The six council members who voted down the proposal included Council President Mary Sheffield, President Pro Tem James Tate, and Fred Durhal III, Latisha Johnson, Gabriela Santiago-Romero, and Coleman Young II.

Among those who vocalized their opposition of the proposal was Stephanie Byrd, co-owner of Flood’s Bar and Grille downtown, The Block, and the adjoining Garden Theater in Midtown.

“Scott Benson was trying to fix something that actually wasn’t a problem,” Byrd told Eater on Wednesday.

Byrd is a member of the Metro Detroit Black Business Alliance, a group that formed during the pandemic that advocates in favor of Black business owners throughout the region. She said that she only became aware of the proposal in the past few months when the organization’s CEO Charity Dean (who also owns Rosa cafe in Grandmont Rosedale) began getting the word out over the summer about how the ordinance would disproportionately impact Black restaurant owners.

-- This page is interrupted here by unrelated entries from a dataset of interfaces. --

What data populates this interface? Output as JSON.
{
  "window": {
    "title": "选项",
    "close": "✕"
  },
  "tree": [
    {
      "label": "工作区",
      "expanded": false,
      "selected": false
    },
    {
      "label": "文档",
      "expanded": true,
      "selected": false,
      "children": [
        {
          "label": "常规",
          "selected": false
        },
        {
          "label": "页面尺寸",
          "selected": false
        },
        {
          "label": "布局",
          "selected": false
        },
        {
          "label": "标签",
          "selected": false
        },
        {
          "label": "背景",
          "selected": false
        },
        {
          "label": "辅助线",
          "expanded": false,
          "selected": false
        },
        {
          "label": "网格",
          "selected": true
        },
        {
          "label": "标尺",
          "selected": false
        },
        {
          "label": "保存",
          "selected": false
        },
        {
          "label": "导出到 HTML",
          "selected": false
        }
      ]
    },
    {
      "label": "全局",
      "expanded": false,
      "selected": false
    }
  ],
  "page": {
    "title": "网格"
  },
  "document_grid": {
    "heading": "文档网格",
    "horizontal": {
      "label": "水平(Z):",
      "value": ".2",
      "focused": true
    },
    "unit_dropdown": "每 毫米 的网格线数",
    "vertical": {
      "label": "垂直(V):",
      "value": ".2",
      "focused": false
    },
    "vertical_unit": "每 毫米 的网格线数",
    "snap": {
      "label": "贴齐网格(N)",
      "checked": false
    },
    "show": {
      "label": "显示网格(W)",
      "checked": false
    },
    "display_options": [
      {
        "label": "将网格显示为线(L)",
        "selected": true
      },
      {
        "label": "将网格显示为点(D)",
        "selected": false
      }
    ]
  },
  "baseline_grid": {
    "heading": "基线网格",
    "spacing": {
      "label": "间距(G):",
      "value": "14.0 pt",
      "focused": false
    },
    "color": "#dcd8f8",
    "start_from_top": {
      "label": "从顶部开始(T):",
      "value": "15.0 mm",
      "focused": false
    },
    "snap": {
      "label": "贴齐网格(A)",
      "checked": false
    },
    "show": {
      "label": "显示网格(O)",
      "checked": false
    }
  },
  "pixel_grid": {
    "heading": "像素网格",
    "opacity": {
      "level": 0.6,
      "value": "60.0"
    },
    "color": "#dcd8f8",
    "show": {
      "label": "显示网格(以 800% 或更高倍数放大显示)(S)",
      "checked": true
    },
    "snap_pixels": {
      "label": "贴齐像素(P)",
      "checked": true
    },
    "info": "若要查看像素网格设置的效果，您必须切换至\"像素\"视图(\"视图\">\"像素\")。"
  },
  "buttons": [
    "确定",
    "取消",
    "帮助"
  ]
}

“It was tone deaf. [The City Council] really was not sensitive to the issues that continue to plague Black restaurant owners specifically,” says Byrd. “It came at a terrible time when many businesses, honestly many restaurants are closing and we’re still recovering. We’ll be recovering for years to come. So to throw this in was terrible timing.”

Benson’s proposal was three years in the making, before the onset of the COVID-19 pandemic upended operations of restaurants across the country. Once restaurant owners and industry groups began hearing this summer about what could have been in store, they pushed back and made several recommendations for compromise. Industry advocates did propose several amendments, including the use of a QR code in place of a color-coded sign.

On Tuesday, a memo of opposition to the proposal was sent to council members with the names of more than 100 Detroit restaurants, the Small Business Association of Michigan, and the Michigan Restaurant & Lodging Association that called on officials to reject the proposed ordinance.

According to Crain’s, Councilwoman Santiago-Romero said on Tuesday that she had initially been in support of the measure, citing increased transparency for diners. But as concerns among business owners have mounted, the council member — who herself has a background working in restaurants — now wants to see more support services become available to restaurateurs that have yet to recover from the economic impacts of the pandemic.

The proposal was rejected just a few weeks after Lafayette Coney Island reopened following reports of a rodent problem. On Tuesday, Benson pointed to the issues that arose at the downtown diner as an example of the need for the ordinance.